Problem details:
In the entries, find all lines that hold the word "seconds" and copy them.

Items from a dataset
>>>

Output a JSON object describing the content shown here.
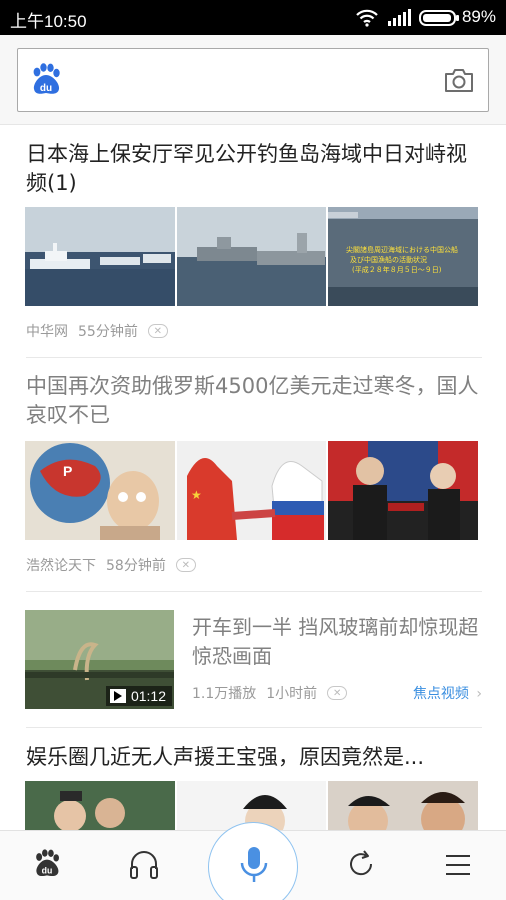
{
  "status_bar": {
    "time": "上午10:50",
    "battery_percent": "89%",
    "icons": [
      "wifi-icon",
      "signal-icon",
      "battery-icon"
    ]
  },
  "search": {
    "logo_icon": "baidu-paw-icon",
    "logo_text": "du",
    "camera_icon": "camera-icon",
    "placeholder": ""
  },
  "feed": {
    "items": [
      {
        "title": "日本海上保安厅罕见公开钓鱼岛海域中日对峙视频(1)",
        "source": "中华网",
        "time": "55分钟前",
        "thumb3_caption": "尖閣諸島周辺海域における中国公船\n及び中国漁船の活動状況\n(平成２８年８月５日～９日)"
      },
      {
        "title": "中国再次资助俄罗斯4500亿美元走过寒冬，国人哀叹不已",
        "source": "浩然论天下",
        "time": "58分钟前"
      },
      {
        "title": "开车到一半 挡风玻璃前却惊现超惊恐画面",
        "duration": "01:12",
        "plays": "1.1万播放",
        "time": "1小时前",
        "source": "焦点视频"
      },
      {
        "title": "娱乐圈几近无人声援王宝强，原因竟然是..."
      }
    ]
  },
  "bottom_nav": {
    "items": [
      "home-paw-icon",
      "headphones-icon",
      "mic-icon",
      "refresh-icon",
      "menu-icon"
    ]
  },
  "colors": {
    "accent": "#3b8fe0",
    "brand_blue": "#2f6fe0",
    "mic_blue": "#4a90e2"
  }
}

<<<
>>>

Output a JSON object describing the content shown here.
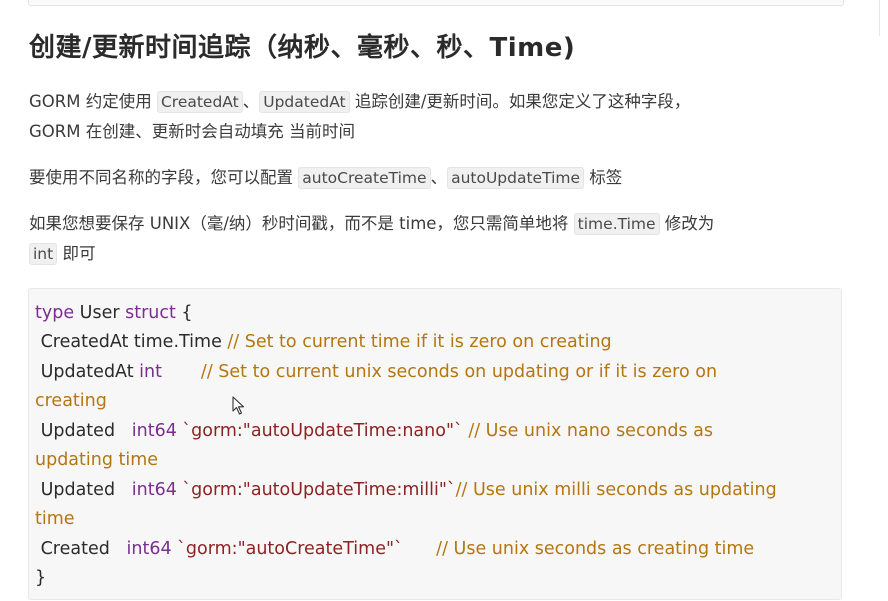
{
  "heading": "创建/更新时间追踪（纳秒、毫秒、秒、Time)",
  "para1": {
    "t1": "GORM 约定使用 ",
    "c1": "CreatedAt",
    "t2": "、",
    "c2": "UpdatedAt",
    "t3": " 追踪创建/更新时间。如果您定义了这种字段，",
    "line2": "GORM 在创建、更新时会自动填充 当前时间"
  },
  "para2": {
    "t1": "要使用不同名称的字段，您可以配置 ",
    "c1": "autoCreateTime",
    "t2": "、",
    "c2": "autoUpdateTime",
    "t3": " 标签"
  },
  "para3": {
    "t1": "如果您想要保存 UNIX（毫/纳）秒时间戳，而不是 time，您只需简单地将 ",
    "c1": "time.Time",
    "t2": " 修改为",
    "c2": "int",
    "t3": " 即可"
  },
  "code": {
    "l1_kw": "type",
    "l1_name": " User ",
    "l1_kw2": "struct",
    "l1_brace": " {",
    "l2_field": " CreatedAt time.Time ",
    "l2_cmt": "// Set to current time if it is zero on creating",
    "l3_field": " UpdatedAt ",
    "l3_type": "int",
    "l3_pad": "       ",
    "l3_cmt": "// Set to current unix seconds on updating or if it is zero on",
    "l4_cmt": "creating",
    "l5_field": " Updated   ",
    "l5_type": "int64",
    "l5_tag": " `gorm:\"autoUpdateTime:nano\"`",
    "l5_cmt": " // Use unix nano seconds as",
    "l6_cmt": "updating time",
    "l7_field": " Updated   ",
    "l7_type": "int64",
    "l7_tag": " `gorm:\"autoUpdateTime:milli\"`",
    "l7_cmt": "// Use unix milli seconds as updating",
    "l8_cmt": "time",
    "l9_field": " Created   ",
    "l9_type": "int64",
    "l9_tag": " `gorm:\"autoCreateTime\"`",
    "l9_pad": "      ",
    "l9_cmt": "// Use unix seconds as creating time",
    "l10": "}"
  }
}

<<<

Answer space:
    "l3_cmt": "// Set to current unix seconds on updating or if it is zero on",
    "l5_cmt": " // Use unix nano seconds as",
    "l7_cmt": "// Use unix milli seconds as updating",
    "l9_cmt": "// Use unix seconds as creating time",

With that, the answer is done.